The difference in the impact of the two programs is striking. As a per cent of disposable family income, the B.C. rebate provides the greatest financial assistance to the poorest families and gradually diminishes as income increases. It more than fully compensates those with incomes below the poverty line for the loss in income due to the carbon tax. In total, it provides an average of $86 per family which represents 25 per cent of total cost of the carbon tax to families. By comparison, the Manitoba rebate provides the greatest assistance to families whose income is between 1.5 and 2.5 times the low income threshold with the least benefit going to the poorest families.

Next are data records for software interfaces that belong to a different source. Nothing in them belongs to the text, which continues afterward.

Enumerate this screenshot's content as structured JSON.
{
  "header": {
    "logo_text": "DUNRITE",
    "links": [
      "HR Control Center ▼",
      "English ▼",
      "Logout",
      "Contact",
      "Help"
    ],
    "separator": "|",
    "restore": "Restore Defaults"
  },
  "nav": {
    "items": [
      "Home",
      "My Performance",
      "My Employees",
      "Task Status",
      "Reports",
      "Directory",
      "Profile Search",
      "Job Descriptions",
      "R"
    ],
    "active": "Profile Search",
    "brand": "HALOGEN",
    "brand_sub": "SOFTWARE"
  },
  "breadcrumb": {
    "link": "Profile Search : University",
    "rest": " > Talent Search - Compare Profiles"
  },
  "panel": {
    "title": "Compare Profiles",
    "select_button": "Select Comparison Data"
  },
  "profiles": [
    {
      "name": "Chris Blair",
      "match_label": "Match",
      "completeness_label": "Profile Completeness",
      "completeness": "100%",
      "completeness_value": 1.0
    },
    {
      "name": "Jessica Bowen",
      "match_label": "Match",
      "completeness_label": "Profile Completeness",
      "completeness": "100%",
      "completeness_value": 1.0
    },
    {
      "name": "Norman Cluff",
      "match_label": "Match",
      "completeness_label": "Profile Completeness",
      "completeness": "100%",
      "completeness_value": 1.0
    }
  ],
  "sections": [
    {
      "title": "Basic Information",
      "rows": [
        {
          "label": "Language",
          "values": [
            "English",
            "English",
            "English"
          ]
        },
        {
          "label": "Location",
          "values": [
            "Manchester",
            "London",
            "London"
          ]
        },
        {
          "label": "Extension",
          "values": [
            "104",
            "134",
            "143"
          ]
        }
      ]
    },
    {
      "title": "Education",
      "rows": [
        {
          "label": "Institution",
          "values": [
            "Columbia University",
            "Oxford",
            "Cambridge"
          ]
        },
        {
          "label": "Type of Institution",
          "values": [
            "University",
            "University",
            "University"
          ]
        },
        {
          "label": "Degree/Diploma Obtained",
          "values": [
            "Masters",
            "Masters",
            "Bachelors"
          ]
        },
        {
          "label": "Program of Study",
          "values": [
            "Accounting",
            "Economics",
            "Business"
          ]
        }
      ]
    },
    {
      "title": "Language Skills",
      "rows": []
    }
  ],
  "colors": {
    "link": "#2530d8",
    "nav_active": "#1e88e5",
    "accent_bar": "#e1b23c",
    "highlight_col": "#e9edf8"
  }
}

And, the Manitoba program is almost twice as expensive per capita as the British Columbia program ($155 vs. $86). As such, it covers 56 per cent of the total additional cost of the carbon tax.
The key reason why the value of the Manitoba rebate rises as income rises is that higher income tax filers are able to use up more of their non-refundable tax credits in reducing their taxes payable. Filers whose income is below the poverty line have a taxable income that is only 28 per cent of their non-refundable tax credits while filers whose income is over 5 times the poverty line has a taxable income that is 93 per cent of their non-refundable tax credits. Thus, raising the value of the basic exemption benefits higher income tax filers more than lower income filers.
Were Manitoba to design a similar rebate program as the B.C. one, for a budget of $83 million, it could offer an enriched rebate featuring a maximum of $157 per adult and $50 per child. Such a program would have the following impact on family income (see Table 2). In comparing the two distributions of net rebates, one can see that a B.C.-style rebate would result in higher benefits for those families with incomes less than twice the low income threshold.
Harvey Stevens is a retired senior policy analyst with 20 years of experience with the Department of Family Services and is currently a Professional Affiliate with the Department of Economics at the University of Manitoba. He also sits on the policy committee of the Green Action Centre and is a founding member of the Manitoba Carbon Pricing Coalition.